[Data about app and page elements]
☆ ☆ ☆ ☆
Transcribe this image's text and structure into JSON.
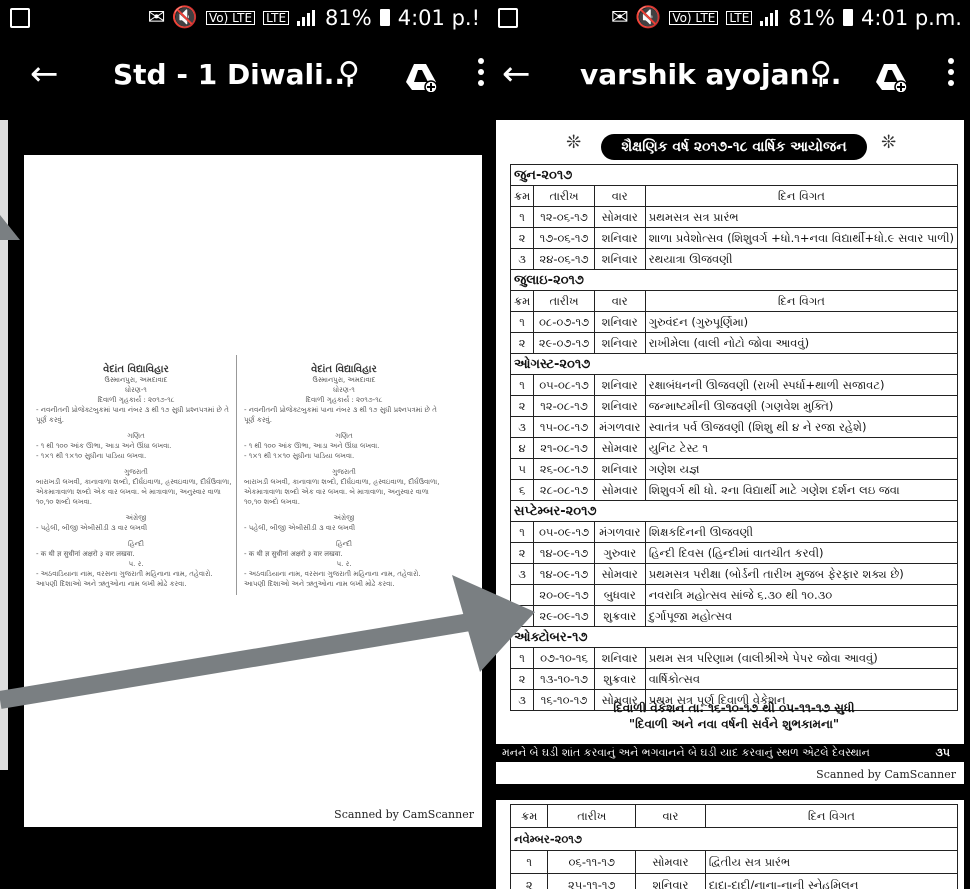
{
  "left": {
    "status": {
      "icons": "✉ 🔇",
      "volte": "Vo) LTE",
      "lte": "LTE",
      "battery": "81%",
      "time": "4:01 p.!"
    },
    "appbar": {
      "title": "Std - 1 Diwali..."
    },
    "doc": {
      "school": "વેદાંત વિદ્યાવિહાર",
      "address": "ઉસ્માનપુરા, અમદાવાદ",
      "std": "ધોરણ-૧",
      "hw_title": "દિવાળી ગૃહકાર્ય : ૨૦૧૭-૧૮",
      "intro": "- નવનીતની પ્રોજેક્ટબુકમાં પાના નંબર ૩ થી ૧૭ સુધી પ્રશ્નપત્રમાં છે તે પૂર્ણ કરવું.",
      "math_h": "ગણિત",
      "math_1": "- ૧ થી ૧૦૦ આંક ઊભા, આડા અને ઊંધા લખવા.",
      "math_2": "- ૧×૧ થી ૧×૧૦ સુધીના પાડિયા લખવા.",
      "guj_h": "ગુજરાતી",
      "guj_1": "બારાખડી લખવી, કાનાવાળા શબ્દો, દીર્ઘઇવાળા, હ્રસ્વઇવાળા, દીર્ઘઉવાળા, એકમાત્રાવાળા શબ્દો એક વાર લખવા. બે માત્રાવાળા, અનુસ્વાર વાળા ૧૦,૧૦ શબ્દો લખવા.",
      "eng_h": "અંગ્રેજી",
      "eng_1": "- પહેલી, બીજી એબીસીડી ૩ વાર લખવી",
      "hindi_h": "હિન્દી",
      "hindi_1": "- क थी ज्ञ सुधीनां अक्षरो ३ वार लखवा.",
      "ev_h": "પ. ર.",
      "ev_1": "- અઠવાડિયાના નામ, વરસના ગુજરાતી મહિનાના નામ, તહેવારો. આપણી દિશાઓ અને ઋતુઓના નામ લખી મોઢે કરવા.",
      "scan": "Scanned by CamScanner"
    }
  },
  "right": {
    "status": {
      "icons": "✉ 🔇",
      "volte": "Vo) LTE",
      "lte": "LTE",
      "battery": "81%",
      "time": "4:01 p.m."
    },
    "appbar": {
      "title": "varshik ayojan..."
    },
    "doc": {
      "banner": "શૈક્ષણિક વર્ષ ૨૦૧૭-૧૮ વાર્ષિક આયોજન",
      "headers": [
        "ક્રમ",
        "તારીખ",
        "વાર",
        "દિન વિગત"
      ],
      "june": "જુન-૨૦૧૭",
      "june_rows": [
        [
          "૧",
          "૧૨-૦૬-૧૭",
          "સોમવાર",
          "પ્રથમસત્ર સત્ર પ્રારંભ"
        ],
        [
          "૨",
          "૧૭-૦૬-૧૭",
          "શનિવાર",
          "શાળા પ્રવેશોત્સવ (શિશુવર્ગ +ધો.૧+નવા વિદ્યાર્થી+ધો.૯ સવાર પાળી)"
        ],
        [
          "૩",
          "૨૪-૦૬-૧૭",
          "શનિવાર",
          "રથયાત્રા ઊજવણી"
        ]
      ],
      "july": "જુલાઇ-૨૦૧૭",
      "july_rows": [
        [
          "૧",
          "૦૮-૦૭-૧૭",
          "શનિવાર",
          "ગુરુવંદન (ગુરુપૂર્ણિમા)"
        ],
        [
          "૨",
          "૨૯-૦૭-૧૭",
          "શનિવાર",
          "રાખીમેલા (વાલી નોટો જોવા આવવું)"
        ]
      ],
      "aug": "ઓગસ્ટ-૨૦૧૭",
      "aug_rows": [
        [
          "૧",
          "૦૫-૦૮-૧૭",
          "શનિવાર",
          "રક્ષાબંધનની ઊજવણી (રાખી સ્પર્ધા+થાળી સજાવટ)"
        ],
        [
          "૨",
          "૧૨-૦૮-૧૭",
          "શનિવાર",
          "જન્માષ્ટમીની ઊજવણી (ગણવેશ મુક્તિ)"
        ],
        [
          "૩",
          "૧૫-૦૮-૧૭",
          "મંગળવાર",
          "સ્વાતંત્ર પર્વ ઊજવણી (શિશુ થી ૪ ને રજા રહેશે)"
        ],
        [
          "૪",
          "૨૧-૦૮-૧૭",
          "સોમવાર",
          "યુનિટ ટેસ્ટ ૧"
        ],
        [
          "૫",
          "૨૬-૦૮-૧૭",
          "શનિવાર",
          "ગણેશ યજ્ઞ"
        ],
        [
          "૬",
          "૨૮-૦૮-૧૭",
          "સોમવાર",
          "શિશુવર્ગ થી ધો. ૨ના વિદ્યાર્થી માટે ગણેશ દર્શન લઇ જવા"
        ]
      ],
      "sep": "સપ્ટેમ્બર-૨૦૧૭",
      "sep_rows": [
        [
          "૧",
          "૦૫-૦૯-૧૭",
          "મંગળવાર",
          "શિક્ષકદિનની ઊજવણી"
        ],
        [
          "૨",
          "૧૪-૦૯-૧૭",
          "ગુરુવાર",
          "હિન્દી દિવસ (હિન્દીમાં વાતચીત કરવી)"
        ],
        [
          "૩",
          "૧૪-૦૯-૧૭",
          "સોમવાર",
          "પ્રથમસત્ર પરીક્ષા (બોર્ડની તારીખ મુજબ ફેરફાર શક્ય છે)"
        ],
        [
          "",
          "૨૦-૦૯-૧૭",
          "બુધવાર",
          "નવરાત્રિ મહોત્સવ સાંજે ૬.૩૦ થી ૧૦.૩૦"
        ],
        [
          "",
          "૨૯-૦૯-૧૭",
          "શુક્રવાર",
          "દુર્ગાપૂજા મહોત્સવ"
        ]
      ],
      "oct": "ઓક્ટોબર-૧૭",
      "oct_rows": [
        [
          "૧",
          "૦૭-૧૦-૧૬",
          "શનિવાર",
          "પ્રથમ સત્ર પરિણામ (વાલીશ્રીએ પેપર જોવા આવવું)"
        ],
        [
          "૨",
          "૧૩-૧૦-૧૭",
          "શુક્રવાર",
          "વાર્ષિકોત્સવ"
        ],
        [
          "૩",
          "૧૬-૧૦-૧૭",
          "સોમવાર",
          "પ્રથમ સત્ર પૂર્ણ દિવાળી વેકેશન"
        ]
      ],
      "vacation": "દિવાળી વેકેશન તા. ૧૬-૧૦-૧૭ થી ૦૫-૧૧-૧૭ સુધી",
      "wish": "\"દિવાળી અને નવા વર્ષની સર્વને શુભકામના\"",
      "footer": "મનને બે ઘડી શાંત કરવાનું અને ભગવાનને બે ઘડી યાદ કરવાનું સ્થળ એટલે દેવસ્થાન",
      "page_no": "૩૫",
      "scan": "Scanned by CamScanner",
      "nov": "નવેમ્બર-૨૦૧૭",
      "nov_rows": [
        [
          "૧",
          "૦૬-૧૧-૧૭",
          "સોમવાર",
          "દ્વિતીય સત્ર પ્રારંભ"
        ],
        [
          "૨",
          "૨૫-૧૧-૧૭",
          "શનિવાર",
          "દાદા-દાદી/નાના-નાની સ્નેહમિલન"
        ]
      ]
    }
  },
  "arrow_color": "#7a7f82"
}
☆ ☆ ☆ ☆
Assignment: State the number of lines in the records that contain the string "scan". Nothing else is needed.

Written response: 2